Programme Synopsis
Quantum field theory (QFT) provides a universal language for describing many facets of nature, in particular the Standard Model of particle physics. A key part of this theory is Quantum Chromodynamics (QCD), the SU(3) gauge theory of the strong interactions between quarks and gluons. It describes a plethora of interesting emergent phenomena, and remains the most actively studied QFT. Computations in QCD are difficult: while its coupling constant is small at very high energies, allowing for the perturbative description of hard parton collisions, the theory becomes non-perturbative at low energies, where important phenomena occur, such as the confinement of quarks and gluons into observable hadronic bound states like the proton. One important aspect for studying the frontiers of QFT is to explore the dynamics and rich phenomenology of collisions at a proton-proton collider, like the Large Hadron Collider (LHC), which simultaneously probe over two orders of magnitude in length scales. The interplay of these different length scales is responsible for many important features, such as the formation and the properties of jets, the dependence of observable quantities on the fundamental parameters of the Standard Model, and considerably complicates the task of producing precise theoretical predictions.

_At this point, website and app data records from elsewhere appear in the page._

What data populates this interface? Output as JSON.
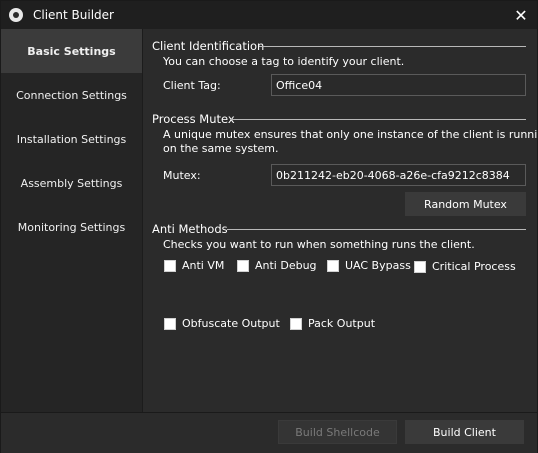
{
  "window": {
    "title": "Client Builder"
  },
  "sidebar": {
    "items": [
      {
        "label": "Basic Settings",
        "active": true
      },
      {
        "label": "Connection Settings",
        "active": false
      },
      {
        "label": "Installation Settings",
        "active": false
      },
      {
        "label": "Assembly Settings",
        "active": false
      },
      {
        "label": "Monitoring Settings",
        "active": false
      }
    ]
  },
  "client_identification": {
    "title": "Client Identification",
    "description": "You can choose a tag to identify your client.",
    "tag_label": "Client Tag:",
    "tag_value": "Office04"
  },
  "process_mutex": {
    "title": "Process Mutex",
    "description_line1": "A unique mutex ensures that only one instance of the client is running",
    "description_line2": "on the same system.",
    "mutex_label": "Mutex:",
    "mutex_value": "0b211242-eb20-4068-a26e-cfa9212c8384",
    "random_button": "Random Mutex"
  },
  "anti_methods": {
    "title": "Anti Methods",
    "description": "Checks you want to run when something runs the client.",
    "options": [
      {
        "label": "Anti VM",
        "checked": false
      },
      {
        "label": "Anti Debug",
        "checked": false
      },
      {
        "label": "UAC Bypass",
        "checked": false
      },
      {
        "label": "Critical Process",
        "checked": false
      }
    ]
  },
  "output_options": [
    {
      "label": "Obfuscate Output",
      "checked": false
    },
    {
      "label": "Pack Output",
      "checked": false
    }
  ],
  "footer": {
    "build_shellcode": "Build Shellcode",
    "build_client": "Build Client"
  }
}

The challenging environment of the LHC has initiated a multitude of theoretical developments in the past years. Factorization allows us to efficiently separate dynamical processes governed by separated energy scales, to define field theory quantities that are universal for different processes and to sum up large logarithmic corrections to all orders. Fixed-order perturbative computations of hard scattering amplitudes have reached the NNLO precision level and are complemented by insights into the all-order structure of perturbation theory and soft and collinear singularities. Effective field theory methods allow for coherent formulations and development of factorized cross sections at the operator level, and enable the study of the limits of factorization as well. The conceptual development of Monte Carlo event generators, parton shower algorithms and parton branching methods at the amplitude level and beyond leading order are acquiring increasing importance to reliably model the final states at the LHC. They open up the possibility to connect analytic approaches to resummation and cutting-edge development of event generators. Furthermore, theoretical predictions for many crucial processes measured at the LHC, involving the Higgs boson, heavy quarks, electroweak gauge bosons and possibly New Physics effects are continuously improved. Progress on many of these theoretical directions will also have a direct impact on the ongoing experimental collider program. In particular, the forthcoming Run 3 of the LHC will provide a vast amount of data to test new theoretical predictions.
The purpose of the workshop is to bring together internationally recognized experts and young researchers at the interface of QFT and collider physics phenomenology. We like to support exchange and collaboration of groups, working on connected directions but using different approaches, to foster new developments and insights into many interesting questions and to contribute towards new developments.
Topics and Structure of the Workshop
The workshop lasts for 5 weeks and each week roughly focuses on one of five focus topics.
July 19 - 23: Factorization Violation and the Space of Universal Functions
The week focuses on exploring the limits of the factorization paradigm, as well as strengthening the mathematical foundations on which it is based.
July 26 - 30: Singularity Structure of QFT Beyond the Leading Power
The week focuses on investigating the structure of quantum field theory in singular limits and to explore new universal structures.
August 2 - 6: Simulation of the All Order Structure of Scattering Amplitudes
The week focuses on developing new simulation methods for QCD scattering amplitudes to improve the accuracy of theory predictions and event simulations.
August 9 - 13: Multi-Variable Techniques for All Order Resummations in QFT
The week focuses on investigating multi-variable techniques as a means to probe the rich nature of jet dynamics.
August 16 - 20: Unstable Particles, Electroweak and Mass Effects in Gauge Theories
The week focuses on extending modern QCD techniques to massive and unstable particles that are important probes for the nature of strong and electroweak interactions.
Coming soon.